■ Task input:
================

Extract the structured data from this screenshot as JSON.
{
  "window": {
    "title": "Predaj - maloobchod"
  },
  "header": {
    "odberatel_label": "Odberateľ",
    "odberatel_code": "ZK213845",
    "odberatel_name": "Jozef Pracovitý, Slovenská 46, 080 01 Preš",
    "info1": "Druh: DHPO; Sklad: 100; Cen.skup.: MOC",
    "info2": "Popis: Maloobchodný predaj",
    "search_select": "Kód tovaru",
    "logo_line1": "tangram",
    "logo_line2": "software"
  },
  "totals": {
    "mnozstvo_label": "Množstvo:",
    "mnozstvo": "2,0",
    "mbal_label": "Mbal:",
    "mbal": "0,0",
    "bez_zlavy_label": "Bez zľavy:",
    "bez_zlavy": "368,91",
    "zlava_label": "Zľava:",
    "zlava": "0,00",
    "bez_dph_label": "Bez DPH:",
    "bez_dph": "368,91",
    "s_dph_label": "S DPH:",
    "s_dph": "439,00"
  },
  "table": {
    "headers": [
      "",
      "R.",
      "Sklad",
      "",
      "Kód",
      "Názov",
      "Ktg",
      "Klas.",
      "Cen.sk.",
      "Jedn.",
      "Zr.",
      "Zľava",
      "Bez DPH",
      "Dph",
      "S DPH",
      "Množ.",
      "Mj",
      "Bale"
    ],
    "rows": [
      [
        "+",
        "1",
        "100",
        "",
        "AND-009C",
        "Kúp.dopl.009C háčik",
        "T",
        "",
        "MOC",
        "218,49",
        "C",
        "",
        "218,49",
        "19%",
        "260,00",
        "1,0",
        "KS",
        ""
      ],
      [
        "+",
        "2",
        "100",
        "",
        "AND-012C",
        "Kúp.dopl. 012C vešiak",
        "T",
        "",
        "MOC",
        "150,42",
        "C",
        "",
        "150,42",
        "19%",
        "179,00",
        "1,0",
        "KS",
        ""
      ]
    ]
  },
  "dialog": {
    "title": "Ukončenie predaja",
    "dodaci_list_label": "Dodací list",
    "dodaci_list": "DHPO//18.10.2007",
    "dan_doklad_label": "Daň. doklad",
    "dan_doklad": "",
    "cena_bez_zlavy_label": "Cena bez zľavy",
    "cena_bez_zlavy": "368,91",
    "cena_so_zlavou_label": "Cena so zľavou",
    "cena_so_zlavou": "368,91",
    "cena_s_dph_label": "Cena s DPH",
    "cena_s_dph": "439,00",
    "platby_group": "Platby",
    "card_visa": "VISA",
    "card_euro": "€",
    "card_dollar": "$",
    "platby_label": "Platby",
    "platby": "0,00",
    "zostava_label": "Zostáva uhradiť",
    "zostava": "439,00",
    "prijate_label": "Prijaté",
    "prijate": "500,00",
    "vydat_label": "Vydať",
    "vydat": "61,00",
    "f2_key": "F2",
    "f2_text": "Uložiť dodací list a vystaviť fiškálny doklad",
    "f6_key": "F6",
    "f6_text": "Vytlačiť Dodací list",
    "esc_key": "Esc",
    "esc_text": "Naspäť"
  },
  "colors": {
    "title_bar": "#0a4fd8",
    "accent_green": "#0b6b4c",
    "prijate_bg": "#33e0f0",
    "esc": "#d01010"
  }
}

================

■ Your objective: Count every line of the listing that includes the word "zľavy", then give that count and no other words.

■ Answer box: 2